A friend's son was recently a handsome groomsman in his friend's wedding. It was an out of state, destination style event at an upscale ski resort. It wasn't ski season but rather a gorgeous setting of brilliant fall colors in the mountains of Colorado. Jason was in awe of the whole production and it was fun to get in on all the photos, selfies, and marco polos he sent home. The amenities were over the top. Even a dinner for guests 2 days before the wedding included a live band. The groom was reportedly an average guy whose good fortune was to marry a pretty gal WITH a good fortune.
Jason enjoyed his few days among the rich and famous. When recounting the amazing details, he couldn't help but lament what the wedding had cost HIM. When average Joe first announced his engagement, his buddies were happy and honored to be asked to be groomsmen. A destination wedding? That was a stretch for most of them, but they decided en masse to support their good friend and make it happen. Jason saved and took the opportunity to make the wedding event a much needed vacation. All was well until the sweet rich bride sent the guys her specs for their wedding attire. It was a relief that they weren't asked to rent tuxes. The bride had selected kaki pants, a nice shirt, and wool vest. Easy peasy until the guys discovered the pants and shirt were to be ordered from a high-end east coast menswear store with price tags of $120 and $90 respectively. Jason had never spent $90 on a shirt in his northwestern casual life and didn't intend to for someone else's wedding. The groomsmen all felt much the same way and thought they might be able to substitute a J.C.Penney version. Said rich bride was not amused. Fortunately the groom had volunteered to pick up the tab for the $300 vests. In the end everyone complied with the assigned wedding suit and everyone looked great and had a great time. No hard feelings but some of the guys said they would certainly keep that in mind for their own future weddings.
It's an age-old problem but most often we hear the murmurings from the bridesmaids who have to shell out big bucks for some formal dress they probably will never have occasion to wear again. Every so often a letter to Dear Abby is from a bride's friend who is considering backing out of the wedding party because the price tag is not in the budget. In this modern day there is no firm wedding etiquette telling us how to remedy this dilemma. There certainly is nothing to prevent the bride and groom from offering to pay for the tux rentals or dresses, or at least offering an allowance to each participant for their required attire. When Tom and I got married 10 years ago we actually purchased suits (on sale!) for the guys and street length dresses (on sale!) for the gals. Of course we were the mom and dad and the guys and gals were our kids but we recognized that not everyone was in a place where they could shell out $$ for clothes, especially having travel expenses as well.

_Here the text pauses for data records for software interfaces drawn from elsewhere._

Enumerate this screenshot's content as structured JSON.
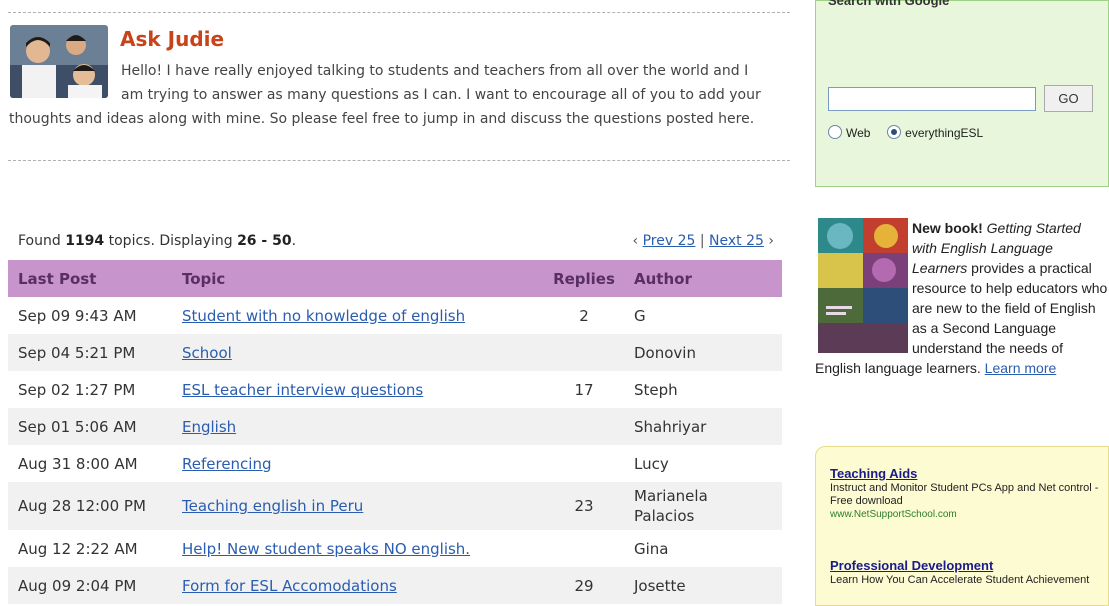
{
  "ask": {
    "title": "Ask Judie",
    "intro": "Hello! I have really enjoyed talking to students and teachers from all over the world and I am trying to answer as many questions as I can. I want to encourage all of you to add your thoughts and ideas along with mine. So please feel free to jump in and discuss the questions posted here."
  },
  "summary": {
    "found_prefix": "Found ",
    "count": "1194",
    "mid": " topics. Displaying ",
    "range": "26 - 50",
    "end": "."
  },
  "pager": {
    "prev_arrow": "‹",
    "prev": "Prev 25",
    "sep": "|",
    "next": "Next 25",
    "next_arrow": "›"
  },
  "table": {
    "headers": {
      "last_post": "Last Post",
      "topic": "Topic",
      "replies": "Replies",
      "author": "Author"
    },
    "rows": [
      {
        "last_post": "Sep 09 9:43 AM",
        "topic": "Student with no knowledge of english",
        "replies": "2",
        "author": "G"
      },
      {
        "last_post": "Sep 04 5:21 PM",
        "topic": "School",
        "replies": "",
        "author": "Donovin"
      },
      {
        "last_post": "Sep 02 1:27 PM",
        "topic": "ESL teacher interview questions",
        "replies": "17",
        "author": "Steph"
      },
      {
        "last_post": "Sep 01 5:06 AM",
        "topic": "English",
        "replies": "",
        "author": "Shahriyar"
      },
      {
        "last_post": "Aug 31 8:00 AM",
        "topic": "Referencing",
        "replies": "",
        "author": "Lucy"
      },
      {
        "last_post": "Aug 28 12:00 PM",
        "topic": "Teaching english in Peru",
        "replies": "23",
        "author": "Marianela Palacios"
      },
      {
        "last_post": "Aug 12 2:22 AM",
        "topic": "Help! New student speaks NO english.",
        "replies": "",
        "author": "Gina"
      },
      {
        "last_post": "Aug 09 2:04 PM",
        "topic": "Form for ESL Accomodations",
        "replies": "29",
        "author": "Josette"
      }
    ]
  },
  "search": {
    "title": "Search with Google",
    "value": "",
    "go": "GO",
    "options": [
      "Web",
      "everythingESL"
    ],
    "selected": "everythingESL"
  },
  "book": {
    "new_label": "New book!",
    "title": "Getting Started with English Language Learners",
    "text": " provides a practical resource to help educators who are new to the field of English as a Second Language understand the needs of English language learners. ",
    "link": "Learn more",
    "cover_icon": "book-cover-image"
  },
  "ads": [
    {
      "title": "Teaching Aids",
      "body": "Instruct and Monitor Student PCs App and Net control - Free download",
      "url": "www.NetSupportSchool.com"
    },
    {
      "title": "Professional Development",
      "body": "Learn How You Can Accelerate Student Achievement",
      "url": ""
    }
  ],
  "colors": {
    "accent": "#c8421a",
    "header_bg": "#c795cc",
    "link": "#2a5db0",
    "search_bg": "#e8f7dc",
    "ad_bg": "#fdfbd2"
  }
}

When shopping for an over the top bridesmaid dress, the bride-to-be should consider how she might feel if the situation was reversed. Jason and friends actually found a shirt that matched in style and color that was much less expensive, but the brand name was very important to the bride. She honestly didn't understand what the problem was, but maybe the average Joe groom should have stepped up to quietly defend his friends and find a compromise. My common sense suggestion is simply that engaged couples be mindful of not only their own wedding budget, but mindful and considerate of the financial requirement that will be placed on their friends to be part of the wedding.